KurdWatch, March 21, 2016—On March 17, 2016 representatives of the most important PYD‑affiliated organizations met in Rumaylan, located roughly two kilometers south of al‑Maʿbada (Girkê Legê), to decide upon a federal administrative system for the area in northern Syria under PYD control. The representatives also elected a thirty-one-member council to govern the region. In addition to PYD representatives, delegates from the Movement for a Democratic Society (TEV‑DEM), the People’s Defense Units (YPG), from the PYD‑appointed Democratic Autonomous Administration as well as from the Syrian Democratic Forces of Syria also attended the meeting. The PYD calls the new federal unit a »democratic, federal system for Rojava and northern Syria«. The region is allegetly not ethnically defined and offers according to the PYD the potential to include in future ar‑Raqqa and other Arab areas. Neither the internal structure of the new system nor the concrete relationship to the Syrian central state was described in any detail.

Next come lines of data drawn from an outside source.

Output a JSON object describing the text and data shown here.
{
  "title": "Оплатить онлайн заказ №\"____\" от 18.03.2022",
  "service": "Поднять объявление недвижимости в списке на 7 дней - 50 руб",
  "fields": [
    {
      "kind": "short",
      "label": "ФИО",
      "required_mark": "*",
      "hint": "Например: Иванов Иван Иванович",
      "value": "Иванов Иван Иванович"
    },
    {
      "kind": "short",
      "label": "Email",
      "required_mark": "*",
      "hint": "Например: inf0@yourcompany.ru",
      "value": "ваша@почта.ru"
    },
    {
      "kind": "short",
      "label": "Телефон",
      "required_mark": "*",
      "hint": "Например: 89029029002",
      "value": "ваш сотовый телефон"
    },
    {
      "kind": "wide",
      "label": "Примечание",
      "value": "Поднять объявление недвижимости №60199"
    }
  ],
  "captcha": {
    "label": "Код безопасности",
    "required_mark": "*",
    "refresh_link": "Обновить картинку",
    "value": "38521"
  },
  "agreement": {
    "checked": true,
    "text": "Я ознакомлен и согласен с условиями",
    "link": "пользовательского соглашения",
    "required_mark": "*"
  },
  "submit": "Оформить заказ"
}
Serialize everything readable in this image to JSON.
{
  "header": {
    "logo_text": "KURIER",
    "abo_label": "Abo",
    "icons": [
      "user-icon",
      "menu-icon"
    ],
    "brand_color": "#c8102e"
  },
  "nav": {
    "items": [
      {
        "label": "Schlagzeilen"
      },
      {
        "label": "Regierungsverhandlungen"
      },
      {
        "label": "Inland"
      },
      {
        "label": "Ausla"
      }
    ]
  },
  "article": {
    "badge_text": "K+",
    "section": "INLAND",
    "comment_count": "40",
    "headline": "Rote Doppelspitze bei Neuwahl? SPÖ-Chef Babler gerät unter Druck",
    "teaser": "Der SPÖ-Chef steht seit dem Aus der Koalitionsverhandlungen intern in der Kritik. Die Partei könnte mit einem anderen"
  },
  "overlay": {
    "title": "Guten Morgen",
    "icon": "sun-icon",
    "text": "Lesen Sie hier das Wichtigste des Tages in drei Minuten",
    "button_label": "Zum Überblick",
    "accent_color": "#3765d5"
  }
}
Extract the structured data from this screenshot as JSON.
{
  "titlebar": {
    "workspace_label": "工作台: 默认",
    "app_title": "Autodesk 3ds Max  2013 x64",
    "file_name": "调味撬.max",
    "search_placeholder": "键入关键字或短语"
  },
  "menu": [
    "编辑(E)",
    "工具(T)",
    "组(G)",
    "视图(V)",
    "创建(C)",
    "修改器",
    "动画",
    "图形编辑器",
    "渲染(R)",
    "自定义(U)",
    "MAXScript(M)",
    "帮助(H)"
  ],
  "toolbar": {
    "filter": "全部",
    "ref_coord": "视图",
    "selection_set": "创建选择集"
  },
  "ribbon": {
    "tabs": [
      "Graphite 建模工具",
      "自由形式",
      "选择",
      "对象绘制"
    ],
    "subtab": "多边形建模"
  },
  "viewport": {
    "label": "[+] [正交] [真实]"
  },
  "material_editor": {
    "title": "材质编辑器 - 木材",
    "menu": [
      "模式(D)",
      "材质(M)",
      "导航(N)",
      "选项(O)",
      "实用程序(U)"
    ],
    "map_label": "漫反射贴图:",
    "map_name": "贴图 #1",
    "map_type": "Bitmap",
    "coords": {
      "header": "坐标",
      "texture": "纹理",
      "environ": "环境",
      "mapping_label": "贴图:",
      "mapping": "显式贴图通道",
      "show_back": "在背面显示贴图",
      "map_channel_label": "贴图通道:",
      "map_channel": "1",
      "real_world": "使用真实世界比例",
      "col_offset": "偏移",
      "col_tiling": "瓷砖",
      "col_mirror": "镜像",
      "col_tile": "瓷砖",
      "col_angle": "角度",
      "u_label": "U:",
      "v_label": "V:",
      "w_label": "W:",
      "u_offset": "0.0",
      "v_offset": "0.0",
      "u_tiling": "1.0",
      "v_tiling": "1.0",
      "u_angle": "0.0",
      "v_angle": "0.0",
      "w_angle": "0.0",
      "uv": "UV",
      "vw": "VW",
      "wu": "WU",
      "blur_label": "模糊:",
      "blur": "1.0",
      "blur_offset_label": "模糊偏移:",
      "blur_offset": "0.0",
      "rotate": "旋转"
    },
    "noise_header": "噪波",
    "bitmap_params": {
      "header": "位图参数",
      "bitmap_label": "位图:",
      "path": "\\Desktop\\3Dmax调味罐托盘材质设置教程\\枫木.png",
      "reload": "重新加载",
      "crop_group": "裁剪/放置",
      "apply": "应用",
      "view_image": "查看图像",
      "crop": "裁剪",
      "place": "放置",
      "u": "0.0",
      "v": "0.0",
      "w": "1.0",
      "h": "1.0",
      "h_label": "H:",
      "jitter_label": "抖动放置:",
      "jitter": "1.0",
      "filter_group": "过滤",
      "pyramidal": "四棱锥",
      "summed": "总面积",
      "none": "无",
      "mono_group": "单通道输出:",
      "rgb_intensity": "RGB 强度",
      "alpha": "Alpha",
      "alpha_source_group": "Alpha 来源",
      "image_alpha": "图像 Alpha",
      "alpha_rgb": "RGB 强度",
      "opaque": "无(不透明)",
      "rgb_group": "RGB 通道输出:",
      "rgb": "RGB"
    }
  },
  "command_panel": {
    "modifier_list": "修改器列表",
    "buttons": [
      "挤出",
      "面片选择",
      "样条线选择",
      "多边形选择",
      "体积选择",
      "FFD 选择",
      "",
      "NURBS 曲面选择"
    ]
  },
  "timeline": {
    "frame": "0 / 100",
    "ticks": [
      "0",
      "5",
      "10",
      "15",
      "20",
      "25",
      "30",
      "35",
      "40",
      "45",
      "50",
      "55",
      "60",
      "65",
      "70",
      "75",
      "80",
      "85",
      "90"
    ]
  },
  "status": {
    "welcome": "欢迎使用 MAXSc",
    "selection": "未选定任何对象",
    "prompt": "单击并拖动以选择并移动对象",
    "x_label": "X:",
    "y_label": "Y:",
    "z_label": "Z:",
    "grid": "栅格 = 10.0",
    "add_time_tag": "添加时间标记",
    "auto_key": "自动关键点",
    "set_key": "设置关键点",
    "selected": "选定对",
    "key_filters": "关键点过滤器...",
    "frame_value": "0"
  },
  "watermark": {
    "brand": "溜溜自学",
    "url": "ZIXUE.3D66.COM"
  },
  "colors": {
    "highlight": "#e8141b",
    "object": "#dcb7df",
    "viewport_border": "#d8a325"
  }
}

Members of the Kurdish National Council in Syria responded negatively to the unilateral proclamation of a federal system. Kamiran Hajo, head of the Kurdish National Council’s external committee, is quoted in a press statement of the Geneva office of the organization as saying: »Announcing federalism all of a sudden, lacking the urgently needed debate and democratic participation to possibly come to that decision, is just another form of dictatorship.« At the same time Hajo opposed the statement of Ramzy Ezzedine Ramzy, the UN’s deputy special envoy for Syria, in which federalism is implicitly equated with the collapse of Syria.
Since 2012 the Kurdish National Council has called for a federal system for Syrian‑Kurdistan, admittedly without having a concrete idea of what this should look like. Until now, however, the PYD has categorically rejected such an administrative system. The current initiative is probably linked to the Russian proposal to introduce a federal system in Syria. Representatives of the Kurdish National Council assume that the PYD is aiming to thwart its efforts inside the framework of the Geneva peace talks to campaign for a federal system. As Siamand Hajo, a member of the external committee of the Kurdish National Council, told KurdWatch »The PYD’s unilateral proclamation for a federal system lacks logic since federalism requires the approval of at least two sides, a central authority and federal political units. The PYD is also making any reasonable discussion on this topic with the Arab opposition all the more difficult than it already is«.